Regionalization: good or bad?
Is regionalization a good thing or a bad thing? Those who have been following the League of Women Voters (LWV) forums on regionalization know that the answer is, "It depends." Regionalization itself means different things to different people, and the meaning can vary depending on the context.
In the first forum, featuring Cuyahoga County's Director of Regional Collaboration Ed Jerse and Cuyahoga County District 2 Council member Dale Miller, we learned that collaboration between county and city governments can offer unique opportunities for efficiencies and can strengthen the entire region. Yet both speakers agreed that merging political entities is not a first choice: most local communities want to preserve their identities, and mergers are so time-consuming and expensive that the costs often outweigh the benefits.
The second forum featured Westlake Mayor Dennis Clough, Lakewood Mayor Mike Summers and Steve Presley, finance officer for the Westshore Council of Governments (WCOG). We learned that collaboration between cities may be as formal and complex as the Westshore Enforcement Bureau, which coordinates police activities, or as simple as the six WCOG cities sharing the cost and use of a tree stump grinder. Yet not all WCOG members join every project, and each speaker had a unique response to what Cuyahoga County's trend of outward migration means to their cities and the region.
The immediate issue before the citizens of Bay Village, Westlake, Fairview Park and Rocky River is the possible merger of their four fire departments into one fire district. If both county and city experts say regionalization works in some contexts but not others, how can citizens evaluate whether the proposed fire district is a good or bad idea?
From 2008-2010, the LWV-Cuyahoga Area conducted an intensive study of regionalization.
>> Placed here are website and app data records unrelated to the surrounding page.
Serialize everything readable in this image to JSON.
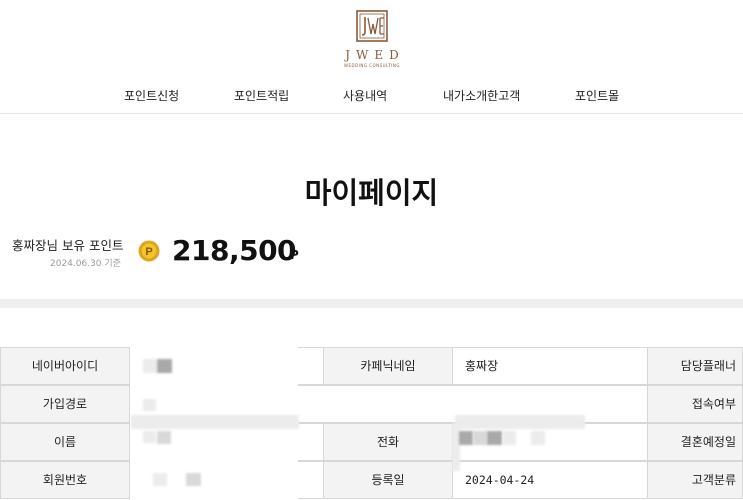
{
  "header": {
    "logo_text": "JWED",
    "logo_subtitle": "WEDDING CONSULTING",
    "nav": [
      "포인트신청",
      "포인트적립",
      "사용내역",
      "내가소개한고객",
      "포인트몰"
    ]
  },
  "page_title": "마이페이지",
  "points": {
    "label": "홍짜장님 보유 포인트",
    "as_of": "2024.06.30 기준",
    "coin_letter": "P",
    "value": "218,500",
    "unit": "P"
  },
  "info_table": {
    "rows": [
      {
        "label": "네이버아이디",
        "label2": "카페닉네임",
        "value2": "홍짜장",
        "label3": "담당플래너"
      },
      {
        "label": "가입경로",
        "label3": "접속여부"
      },
      {
        "label": "이름",
        "label2": "전화",
        "label3": "결혼예정일"
      },
      {
        "label": "회원번호",
        "label2": "등록일",
        "value2": "2024-04-24",
        "label3": "고객분류"
      }
    ]
  },
  "colors": {
    "brand": "#8a5a3c",
    "coin": "#e0a81a",
    "label_bg": "#f3f3f3",
    "border": "#d7d7d7"
  }
}
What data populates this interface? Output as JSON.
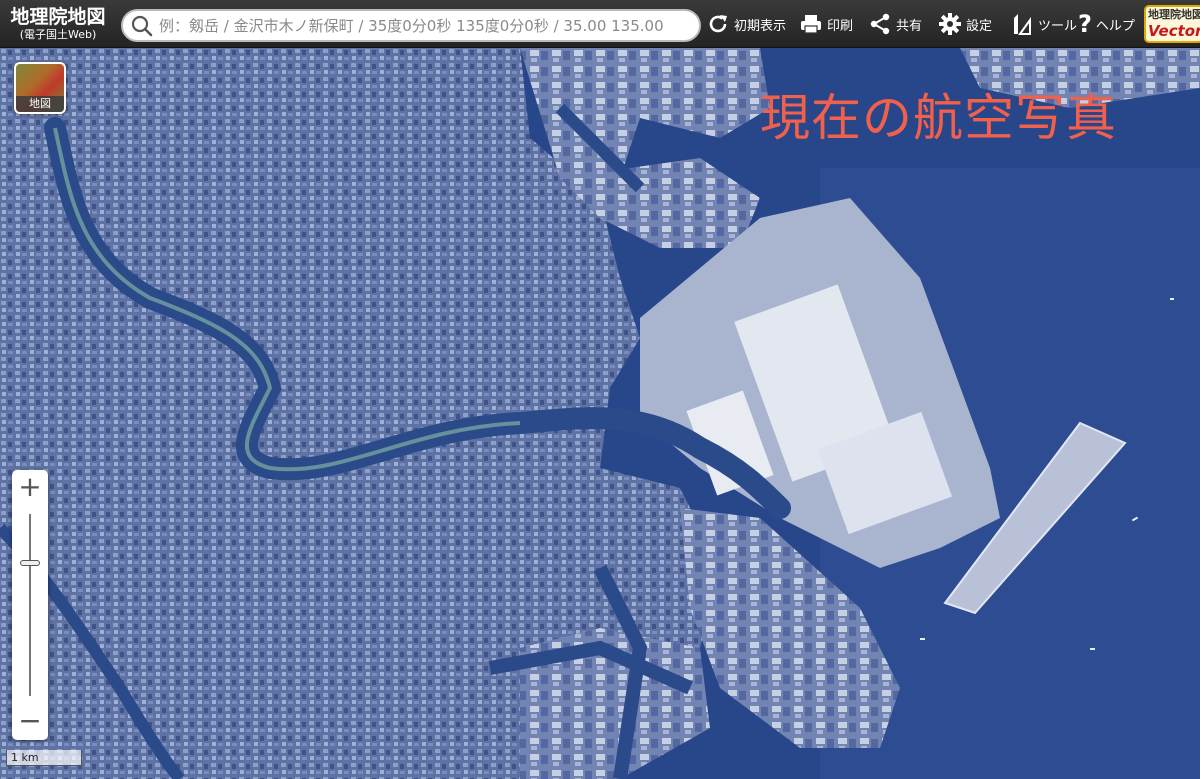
{
  "header": {
    "logo_title": "地理院地図",
    "logo_subtitle": "(電子国土Web)",
    "search_placeholder": "例：剱岳 / 金沢市木ノ新保町 / 35度0分0秒 135度0分0秒 / 35.00 135.00",
    "tools": [
      {
        "label": "初期表示",
        "icon": "reset-icon"
      },
      {
        "label": "印刷",
        "icon": "print-icon"
      },
      {
        "label": "共有",
        "icon": "share-icon"
      },
      {
        "label": "設定",
        "icon": "gear-icon"
      },
      {
        "label": "ツール",
        "icon": "tool-icon"
      },
      {
        "label": "ヘルプ",
        "icon": "help-icon"
      }
    ],
    "vector_badge": {
      "line1": "地理院地図",
      "line2": "Vector"
    }
  },
  "map": {
    "overlay_label": "現在の航空写真",
    "layer_button_label": "地図",
    "zoom_in": "+",
    "zoom_out": "−",
    "scale_label": "1 km",
    "colors": {
      "water": "#2b4c8e",
      "city": "#5b6e9e",
      "bay": "#28468a"
    }
  }
}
Seven researchers, including outside counsel, conducted interviews, digested reports and led member discussions. The Cuyahoga Area League adopted the position to support "voluntary intergovernmental, collaborative agreements which reduce costs, foster transparency and accountability, improve efficiencies and maintain service standards."
These four criteria offer an excellent yardstick by which to measure the fire district proposal.
The next LWV regionalization forum, to be held at Fairview Park Branch Library on June 19, 7 p.m., will focus on fire district mergers.